Hello readers! It’s been awhile, and I have so much catching up to do. Since my last post, I have gleefully emerged from COVID and travelled to Greece, Rome, Spain, Turks & Caicos, and more. Also, after over a year of ‘commuting’ from the Delaware beaches to New Jersey, I have also thrown in the proverbial towel and retired from banking. So you know there are many more great trips (and more blogging) planned!
For my first post retirement trip, I went for big adventure, thanks to my Oldest child. He took a short term work assignment in Bengaluru (formerly Bangalore) India, therefore I HAD to go visit him. It was my first trip to Asia and my first trip to a country more populous than the United States. With only a few months’ notice to plan the trip, I started where I always start: with a map and Google.
Check out my advice for first time American travelers to India here: 8 Tips for First Time American Travelers to India.

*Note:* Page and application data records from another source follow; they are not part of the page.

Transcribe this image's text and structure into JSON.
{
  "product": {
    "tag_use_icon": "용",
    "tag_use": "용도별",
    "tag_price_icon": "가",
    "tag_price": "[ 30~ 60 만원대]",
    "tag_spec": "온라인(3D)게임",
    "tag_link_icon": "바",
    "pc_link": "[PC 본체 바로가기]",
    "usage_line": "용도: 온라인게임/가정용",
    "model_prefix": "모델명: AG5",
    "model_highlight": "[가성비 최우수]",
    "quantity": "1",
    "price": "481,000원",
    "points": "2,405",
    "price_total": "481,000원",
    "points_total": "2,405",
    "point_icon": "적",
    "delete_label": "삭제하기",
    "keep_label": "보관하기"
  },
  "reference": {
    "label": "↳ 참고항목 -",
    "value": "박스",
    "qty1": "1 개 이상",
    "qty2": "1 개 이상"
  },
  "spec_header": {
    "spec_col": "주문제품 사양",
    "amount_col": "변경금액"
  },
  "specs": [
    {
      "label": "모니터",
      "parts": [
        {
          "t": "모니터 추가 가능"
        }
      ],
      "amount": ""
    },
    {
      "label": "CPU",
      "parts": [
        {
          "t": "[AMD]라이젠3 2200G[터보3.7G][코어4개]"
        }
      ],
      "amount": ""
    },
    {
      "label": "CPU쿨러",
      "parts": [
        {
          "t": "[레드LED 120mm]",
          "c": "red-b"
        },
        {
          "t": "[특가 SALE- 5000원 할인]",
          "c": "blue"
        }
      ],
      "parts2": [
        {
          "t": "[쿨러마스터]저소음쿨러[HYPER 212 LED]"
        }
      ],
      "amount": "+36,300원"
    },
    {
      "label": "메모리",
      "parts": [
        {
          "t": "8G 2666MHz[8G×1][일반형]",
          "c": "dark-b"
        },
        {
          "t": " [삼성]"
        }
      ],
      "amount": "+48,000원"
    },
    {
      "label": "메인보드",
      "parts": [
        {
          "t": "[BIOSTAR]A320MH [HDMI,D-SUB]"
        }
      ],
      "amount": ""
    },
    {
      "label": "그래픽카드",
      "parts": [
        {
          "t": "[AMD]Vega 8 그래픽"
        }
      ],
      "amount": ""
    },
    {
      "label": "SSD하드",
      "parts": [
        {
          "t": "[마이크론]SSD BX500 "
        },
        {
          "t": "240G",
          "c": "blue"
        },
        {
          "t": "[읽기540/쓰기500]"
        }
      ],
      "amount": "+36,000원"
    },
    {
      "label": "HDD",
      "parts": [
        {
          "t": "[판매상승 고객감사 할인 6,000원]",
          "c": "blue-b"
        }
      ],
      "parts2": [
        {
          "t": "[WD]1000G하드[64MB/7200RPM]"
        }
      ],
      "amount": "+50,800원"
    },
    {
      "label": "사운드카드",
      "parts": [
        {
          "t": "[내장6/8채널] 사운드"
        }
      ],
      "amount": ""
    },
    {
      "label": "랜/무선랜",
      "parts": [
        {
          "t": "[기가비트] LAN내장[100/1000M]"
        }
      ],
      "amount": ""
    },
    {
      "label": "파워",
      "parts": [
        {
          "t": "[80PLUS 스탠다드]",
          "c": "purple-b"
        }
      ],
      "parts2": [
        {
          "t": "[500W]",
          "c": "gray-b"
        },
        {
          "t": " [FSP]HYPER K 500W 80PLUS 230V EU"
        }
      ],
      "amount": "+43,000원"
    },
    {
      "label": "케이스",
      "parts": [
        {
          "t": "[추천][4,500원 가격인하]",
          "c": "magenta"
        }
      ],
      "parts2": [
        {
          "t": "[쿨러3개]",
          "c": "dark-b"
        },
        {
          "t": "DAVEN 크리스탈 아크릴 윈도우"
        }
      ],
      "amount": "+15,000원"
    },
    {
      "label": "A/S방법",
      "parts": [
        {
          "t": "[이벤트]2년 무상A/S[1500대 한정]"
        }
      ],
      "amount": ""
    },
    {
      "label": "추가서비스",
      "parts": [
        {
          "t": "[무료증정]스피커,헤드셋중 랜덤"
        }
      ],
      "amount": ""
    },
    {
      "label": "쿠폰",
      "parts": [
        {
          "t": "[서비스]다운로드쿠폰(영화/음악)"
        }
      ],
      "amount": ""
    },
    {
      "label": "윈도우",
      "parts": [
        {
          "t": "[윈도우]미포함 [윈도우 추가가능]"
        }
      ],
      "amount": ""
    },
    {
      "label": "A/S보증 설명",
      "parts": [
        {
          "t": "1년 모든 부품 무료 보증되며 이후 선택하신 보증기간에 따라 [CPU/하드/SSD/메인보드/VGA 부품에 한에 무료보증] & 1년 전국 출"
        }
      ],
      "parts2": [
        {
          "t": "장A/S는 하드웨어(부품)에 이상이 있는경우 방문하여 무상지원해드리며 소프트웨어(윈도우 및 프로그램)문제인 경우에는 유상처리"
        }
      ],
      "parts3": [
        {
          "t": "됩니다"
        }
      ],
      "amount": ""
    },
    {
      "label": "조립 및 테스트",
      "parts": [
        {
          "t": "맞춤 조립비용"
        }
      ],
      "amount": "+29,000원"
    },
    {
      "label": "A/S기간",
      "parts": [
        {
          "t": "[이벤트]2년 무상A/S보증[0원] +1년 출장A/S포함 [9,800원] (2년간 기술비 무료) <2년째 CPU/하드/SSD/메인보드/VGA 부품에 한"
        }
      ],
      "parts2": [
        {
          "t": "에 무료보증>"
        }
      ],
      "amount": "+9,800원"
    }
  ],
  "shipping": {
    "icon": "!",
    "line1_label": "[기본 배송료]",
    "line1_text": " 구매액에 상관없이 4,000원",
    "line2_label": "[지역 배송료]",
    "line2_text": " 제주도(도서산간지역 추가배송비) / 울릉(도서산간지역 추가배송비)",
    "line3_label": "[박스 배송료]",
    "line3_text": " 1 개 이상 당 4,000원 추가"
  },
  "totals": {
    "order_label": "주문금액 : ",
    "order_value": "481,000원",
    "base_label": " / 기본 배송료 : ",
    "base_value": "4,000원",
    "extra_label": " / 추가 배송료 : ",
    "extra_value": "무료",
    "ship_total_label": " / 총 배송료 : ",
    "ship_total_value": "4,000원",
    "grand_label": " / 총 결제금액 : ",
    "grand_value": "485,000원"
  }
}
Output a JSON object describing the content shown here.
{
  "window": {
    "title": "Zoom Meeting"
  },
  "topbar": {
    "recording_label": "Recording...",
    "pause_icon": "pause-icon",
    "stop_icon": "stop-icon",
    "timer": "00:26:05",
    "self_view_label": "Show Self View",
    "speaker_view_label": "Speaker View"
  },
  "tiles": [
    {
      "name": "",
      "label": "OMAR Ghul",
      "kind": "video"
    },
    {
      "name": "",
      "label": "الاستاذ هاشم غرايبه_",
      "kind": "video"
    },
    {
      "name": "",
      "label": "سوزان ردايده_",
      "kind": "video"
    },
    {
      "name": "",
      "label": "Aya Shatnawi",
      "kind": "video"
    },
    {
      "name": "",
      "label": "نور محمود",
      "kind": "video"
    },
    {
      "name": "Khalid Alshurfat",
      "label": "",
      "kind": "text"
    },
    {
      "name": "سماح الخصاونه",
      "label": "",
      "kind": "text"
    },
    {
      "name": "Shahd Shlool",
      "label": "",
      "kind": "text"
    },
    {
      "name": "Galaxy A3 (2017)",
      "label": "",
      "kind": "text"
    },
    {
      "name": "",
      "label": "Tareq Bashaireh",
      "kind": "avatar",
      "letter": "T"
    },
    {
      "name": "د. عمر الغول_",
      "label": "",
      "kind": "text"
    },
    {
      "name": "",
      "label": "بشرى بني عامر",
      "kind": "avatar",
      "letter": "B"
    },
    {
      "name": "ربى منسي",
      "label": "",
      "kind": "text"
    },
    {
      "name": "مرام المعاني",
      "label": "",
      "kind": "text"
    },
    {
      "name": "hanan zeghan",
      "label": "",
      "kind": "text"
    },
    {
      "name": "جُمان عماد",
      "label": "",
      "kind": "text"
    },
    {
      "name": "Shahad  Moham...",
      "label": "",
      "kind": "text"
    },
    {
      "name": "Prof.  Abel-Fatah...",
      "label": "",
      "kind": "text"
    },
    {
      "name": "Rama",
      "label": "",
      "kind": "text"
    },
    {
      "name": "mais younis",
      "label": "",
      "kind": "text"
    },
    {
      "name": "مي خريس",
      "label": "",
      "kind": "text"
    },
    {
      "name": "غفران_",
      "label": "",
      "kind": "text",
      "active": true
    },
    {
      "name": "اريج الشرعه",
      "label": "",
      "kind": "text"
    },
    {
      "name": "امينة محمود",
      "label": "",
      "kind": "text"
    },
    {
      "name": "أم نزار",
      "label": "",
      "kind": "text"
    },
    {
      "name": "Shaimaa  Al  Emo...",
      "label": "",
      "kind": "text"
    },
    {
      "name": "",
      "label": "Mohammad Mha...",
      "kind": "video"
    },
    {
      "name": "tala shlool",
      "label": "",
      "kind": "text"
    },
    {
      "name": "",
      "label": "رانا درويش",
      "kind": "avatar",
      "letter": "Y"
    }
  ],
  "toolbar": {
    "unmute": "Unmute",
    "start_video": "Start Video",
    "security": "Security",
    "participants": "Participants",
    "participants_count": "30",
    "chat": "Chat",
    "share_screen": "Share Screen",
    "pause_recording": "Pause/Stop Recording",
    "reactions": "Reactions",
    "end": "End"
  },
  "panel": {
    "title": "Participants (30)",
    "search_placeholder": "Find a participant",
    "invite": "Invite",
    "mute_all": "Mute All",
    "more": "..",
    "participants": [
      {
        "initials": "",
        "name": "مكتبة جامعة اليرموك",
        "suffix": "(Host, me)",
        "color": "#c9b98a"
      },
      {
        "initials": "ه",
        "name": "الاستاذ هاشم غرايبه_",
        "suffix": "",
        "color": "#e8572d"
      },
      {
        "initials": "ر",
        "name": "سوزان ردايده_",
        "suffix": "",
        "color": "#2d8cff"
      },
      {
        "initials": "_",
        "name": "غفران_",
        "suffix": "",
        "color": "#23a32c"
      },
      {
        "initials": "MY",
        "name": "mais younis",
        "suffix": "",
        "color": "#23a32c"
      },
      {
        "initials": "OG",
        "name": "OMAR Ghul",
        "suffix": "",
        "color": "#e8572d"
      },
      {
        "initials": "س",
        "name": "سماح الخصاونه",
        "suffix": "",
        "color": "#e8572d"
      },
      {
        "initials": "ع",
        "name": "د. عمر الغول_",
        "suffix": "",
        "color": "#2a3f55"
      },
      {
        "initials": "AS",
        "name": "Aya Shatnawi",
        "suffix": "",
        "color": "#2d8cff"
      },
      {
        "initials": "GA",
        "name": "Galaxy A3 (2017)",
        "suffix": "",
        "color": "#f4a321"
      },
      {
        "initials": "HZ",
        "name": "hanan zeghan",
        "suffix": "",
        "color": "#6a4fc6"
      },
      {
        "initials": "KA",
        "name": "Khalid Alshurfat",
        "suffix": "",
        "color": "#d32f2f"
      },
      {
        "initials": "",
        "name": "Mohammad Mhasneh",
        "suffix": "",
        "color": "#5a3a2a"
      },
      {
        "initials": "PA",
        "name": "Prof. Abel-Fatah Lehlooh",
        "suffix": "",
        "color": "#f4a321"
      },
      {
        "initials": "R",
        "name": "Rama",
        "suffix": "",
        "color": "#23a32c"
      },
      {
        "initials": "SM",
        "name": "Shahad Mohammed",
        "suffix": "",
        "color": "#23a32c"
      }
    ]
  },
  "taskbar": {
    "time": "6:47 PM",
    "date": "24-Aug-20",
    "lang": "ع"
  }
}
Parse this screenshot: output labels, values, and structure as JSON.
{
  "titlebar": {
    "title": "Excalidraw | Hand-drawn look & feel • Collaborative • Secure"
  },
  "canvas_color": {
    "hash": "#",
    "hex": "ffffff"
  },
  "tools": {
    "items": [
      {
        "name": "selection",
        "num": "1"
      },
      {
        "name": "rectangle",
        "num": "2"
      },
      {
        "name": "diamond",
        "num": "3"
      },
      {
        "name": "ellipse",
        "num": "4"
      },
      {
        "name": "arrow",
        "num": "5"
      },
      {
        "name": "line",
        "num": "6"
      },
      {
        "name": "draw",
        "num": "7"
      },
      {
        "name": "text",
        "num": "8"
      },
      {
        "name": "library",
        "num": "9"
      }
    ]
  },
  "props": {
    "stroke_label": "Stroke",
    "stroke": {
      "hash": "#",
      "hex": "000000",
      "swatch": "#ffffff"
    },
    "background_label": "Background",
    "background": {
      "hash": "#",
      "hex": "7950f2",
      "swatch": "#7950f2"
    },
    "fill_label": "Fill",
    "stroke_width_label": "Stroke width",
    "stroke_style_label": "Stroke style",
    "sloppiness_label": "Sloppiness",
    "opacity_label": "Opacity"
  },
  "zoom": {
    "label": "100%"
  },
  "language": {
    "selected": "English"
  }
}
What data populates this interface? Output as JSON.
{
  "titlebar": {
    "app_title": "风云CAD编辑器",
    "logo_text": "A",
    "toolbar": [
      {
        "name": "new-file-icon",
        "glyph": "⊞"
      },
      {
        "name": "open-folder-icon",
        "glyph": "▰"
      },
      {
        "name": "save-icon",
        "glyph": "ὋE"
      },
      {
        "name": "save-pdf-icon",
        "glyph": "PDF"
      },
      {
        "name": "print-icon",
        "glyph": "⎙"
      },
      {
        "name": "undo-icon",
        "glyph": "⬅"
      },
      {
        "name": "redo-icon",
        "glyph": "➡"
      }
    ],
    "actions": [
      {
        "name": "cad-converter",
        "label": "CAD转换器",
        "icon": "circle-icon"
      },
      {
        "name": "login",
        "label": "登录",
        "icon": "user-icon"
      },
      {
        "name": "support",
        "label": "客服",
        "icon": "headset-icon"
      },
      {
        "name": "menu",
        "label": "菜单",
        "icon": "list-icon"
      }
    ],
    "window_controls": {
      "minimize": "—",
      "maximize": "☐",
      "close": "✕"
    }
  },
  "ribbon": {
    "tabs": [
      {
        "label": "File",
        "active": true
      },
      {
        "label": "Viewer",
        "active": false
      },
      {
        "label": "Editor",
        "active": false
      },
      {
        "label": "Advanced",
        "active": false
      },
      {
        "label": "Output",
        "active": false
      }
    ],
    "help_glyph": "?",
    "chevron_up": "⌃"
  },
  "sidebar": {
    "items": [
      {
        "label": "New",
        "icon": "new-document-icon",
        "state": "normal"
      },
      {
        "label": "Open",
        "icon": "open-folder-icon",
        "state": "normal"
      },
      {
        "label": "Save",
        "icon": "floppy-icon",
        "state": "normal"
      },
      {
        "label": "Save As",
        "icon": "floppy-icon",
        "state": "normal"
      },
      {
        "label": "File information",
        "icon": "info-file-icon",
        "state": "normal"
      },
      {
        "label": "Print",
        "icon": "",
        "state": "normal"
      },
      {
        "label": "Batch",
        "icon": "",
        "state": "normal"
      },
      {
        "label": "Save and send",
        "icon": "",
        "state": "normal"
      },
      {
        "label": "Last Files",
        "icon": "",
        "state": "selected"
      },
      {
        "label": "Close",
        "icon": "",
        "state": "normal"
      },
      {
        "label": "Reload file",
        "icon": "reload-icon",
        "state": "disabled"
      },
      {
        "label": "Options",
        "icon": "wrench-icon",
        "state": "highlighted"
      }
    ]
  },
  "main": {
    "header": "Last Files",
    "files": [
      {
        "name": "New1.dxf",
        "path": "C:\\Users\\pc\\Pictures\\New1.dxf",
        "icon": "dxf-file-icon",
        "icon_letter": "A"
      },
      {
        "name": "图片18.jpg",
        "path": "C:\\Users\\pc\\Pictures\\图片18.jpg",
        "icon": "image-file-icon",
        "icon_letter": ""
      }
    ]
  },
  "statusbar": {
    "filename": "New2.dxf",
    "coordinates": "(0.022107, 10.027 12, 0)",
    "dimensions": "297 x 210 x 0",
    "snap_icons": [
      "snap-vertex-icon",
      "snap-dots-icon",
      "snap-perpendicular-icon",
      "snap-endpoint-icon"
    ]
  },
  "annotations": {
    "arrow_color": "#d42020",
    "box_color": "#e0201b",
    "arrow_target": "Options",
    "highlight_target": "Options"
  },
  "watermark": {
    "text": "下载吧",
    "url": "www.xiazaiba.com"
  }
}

Bengaluru is located in the southern third of India , in an area that was once part of the Mysore dynasty. From here, it’s over 600 miles to Mumbai and over 1300 to New Delhi. Bengaluru is known as the “Silicon Valley of India”, due to the predominance of tech workers: in addition to its own budding tech industry, this area primarily functions as the back office of American and European Big Business. In 2023, Bengaluru is expected to grow by 6%. It’s one of the fastest growing cities in a fast growing nation.
India is geographically about one-third the size of the lower 48 states, but its population is nearly 4x that of the US. In April, 2023, it is believed that India has now achieved the status of becoming the most populous country in the world, surpassing China. In fact, per Pew Research, India’s population has grown by more than 1 billion people since just 1950.
Arriving in Bengaluru, the pace of that growth is evident. BLR airport’s terminal is new and arguably a lot nicer than Newark, and additional terminal work is underway. In fact, there was construction pretty much everywhere. An elevated train will soon whisk travelers from BLR to the central city, currently about a 40 minute ride on the highway. Along that highway, signs selling suburban real estate and newly built high-rises abound, along with looming office parks boasting familiar US and European corporate logos.
All this growth comes with a cost, however. From my hotel window, the air pollution is evident. Bellandur Lake, the largest in this ‘garden city’, famously caught fire in 2015. The pollution is a function of vehicles, road dust, trash, and construction. I won’t go on a climate change rant here, but I have serious concerns about the future livability of this city if things don’t improve.
And traffic? I will henceforth NEVER AGAIN complain about the traffic on Rt 1 in Delaware or the Garden State Parkway. It’s difficult to describe, but I’ll try. Imagine, if you will …..
1)no obedience to lane markings
2)drivers ignoring traffic signals and one-way street indicators;
3)all sizes of vehicles, from bicycle to scooter to agricultural cart to semi-truck sharing the same road and lanes, with no rules governing left, right, fast, slow, or otherwise;
4)construction cones and barriers everywhere; and
5)horns. Never ending horns.
“Beep Beep Beep” was the lullaby to which I fell asleep each night in my hotel room 12 floors up. In India, they use horns to let other drivers know they are overtaking them. Which is … constantly. To the left, to the right, it doesn’t matter, just beep beep and keep going. Other vehicles drive within inches of one another. You can count the chin hairs on your neighboring driver. My American vehicle would never make it here, because it beeps a warning whenever something is a couple of feet away, and includes an auto brake feature. In India, it would simply melt down.
But from within all the chaos stemming from Bengaluru’s fast growth and dense population, shines India’s radiant heart. The people I encountered in India were simply beautiful, inside and out. Warm, and always willing to share a smile and an education. Despite the pervasive and unending traffic, I never saw a single ‘flipped bird’ or heard a curse word.
Indian food is loaded with spices, many unfamiliar to Americans – because to Indians, a lack of spice is cold, bland and tasteless; a true metaphor. Their thirst for knowledge is evident in the familiar sight of schools under construction and uniformed children toting books. Their love of bright colors as reflected in clothing, temples, and food is palpable. From what I experienced, India’s cultural motto might well be ‘the more the better’! Whether from buildings, vehicles, colors, spices, or people, the buzzing chaos somehow combines into a fascinating harmony.
From our tour guides, to Tuk Tuk drivers, to hospitality personnel, to shopkeepers, everyone I met shared a sense of vibrancy and positivity. India may be challenged by pollution, fast growth, and poverty, but if its peoples’ attitudes matter, these challenges will be faced with relish in the decades ahead.